▶ _WHAT THE TASK ASKS_
Copy every line of the data exactly, leaving nothing out.

# # # # #

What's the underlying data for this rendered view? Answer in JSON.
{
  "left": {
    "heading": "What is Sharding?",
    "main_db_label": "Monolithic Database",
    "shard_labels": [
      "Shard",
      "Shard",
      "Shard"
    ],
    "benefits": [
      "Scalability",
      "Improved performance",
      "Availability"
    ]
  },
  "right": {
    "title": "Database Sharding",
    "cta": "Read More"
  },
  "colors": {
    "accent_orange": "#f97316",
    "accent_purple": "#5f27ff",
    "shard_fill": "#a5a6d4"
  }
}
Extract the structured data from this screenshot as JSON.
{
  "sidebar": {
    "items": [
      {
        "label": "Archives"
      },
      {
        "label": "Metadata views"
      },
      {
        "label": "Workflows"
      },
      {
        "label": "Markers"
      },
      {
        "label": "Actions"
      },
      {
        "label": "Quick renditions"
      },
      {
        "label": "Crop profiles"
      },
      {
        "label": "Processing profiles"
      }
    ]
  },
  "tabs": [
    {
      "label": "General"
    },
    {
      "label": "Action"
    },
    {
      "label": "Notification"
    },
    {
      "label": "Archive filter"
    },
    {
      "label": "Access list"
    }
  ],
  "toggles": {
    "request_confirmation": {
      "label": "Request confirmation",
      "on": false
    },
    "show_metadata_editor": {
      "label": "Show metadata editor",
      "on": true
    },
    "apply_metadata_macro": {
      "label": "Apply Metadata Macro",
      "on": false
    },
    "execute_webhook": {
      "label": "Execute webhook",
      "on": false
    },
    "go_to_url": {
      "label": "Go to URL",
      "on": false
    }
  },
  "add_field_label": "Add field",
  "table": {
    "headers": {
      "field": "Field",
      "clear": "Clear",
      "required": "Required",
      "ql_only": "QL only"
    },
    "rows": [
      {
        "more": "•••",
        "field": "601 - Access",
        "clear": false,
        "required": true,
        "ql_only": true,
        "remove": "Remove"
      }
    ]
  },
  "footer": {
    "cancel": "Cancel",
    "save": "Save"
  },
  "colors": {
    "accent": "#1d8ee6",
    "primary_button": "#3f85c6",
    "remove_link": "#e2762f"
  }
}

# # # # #

▶ _SOLUTION FOR THIS EXERCISE_
What's the underlying data for this rendered view? Answer in JSON.
{
  "left": {
    "heading": "What is Sharding?",
    "main_db_label": "Monolithic Database",
    "shard_labels": [
      "Shard",
      "Shard",
      "Shard"
    ],
    "benefits": [
      "Scalability",
      "Improved performance",
      "Availability"
    ]
  },
  "right": {
    "title": "Database Sharding",
    "cta": "Read More"
  },
  "colors": {
    "accent_orange": "#f97316",
    "accent_purple": "#5f27ff",
    "shard_fill": "#a5a6d4"
  }
}
Extract the structured data from this screenshot as JSON.
{
  "sidebar": {
    "items": [
      {
        "label": "Archives"
      },
      {
        "label": "Metadata views"
      },
      {
        "label": "Workflows"
      },
      {
        "label": "Markers"
      },
      {
        "label": "Actions"
      },
      {
        "label": "Quick renditions"
      },
      {
        "label": "Crop profiles"
      },
      {
        "label": "Processing profiles"
      }
    ]
  },
  "tabs": [
    {
      "label": "General"
    },
    {
      "label": "Action"
    },
    {
      "label": "Notification"
    },
    {
      "label": "Archive filter"
    },
    {
      "label": "Access list"
    }
  ],
  "toggles": {
    "request_confirmation": {
      "label": "Request confirmation",
      "on": false
    },
    "show_metadata_editor": {
      "label": "Show metadata editor",
      "on": true
    },
    "apply_metadata_macro": {
      "label": "Apply Metadata Macro",
      "on": false
    },
    "execute_webhook": {
      "label": "Execute webhook",
      "on": false
    },
    "go_to_url": {
      "label": "Go to URL",
      "on": false
    }
  },
  "add_field_label": "Add field",
  "table": {
    "headers": {
      "field": "Field",
      "clear": "Clear",
      "required": "Required",
      "ql_only": "QL only"
    },
    "rows": [
      {
        "more": "•••",
        "field": "601 - Access",
        "clear": false,
        "required": true,
        "ql_only": true,
        "remove": "Remove"
      }
    ]
  },
  "footer": {
    "cancel": "Cancel",
    "save": "Save"
  },
  "colors": {
    "accent": "#1d8ee6",
    "primary_button": "#3f85c6",
    "remove_link": "#e2762f"
  }
}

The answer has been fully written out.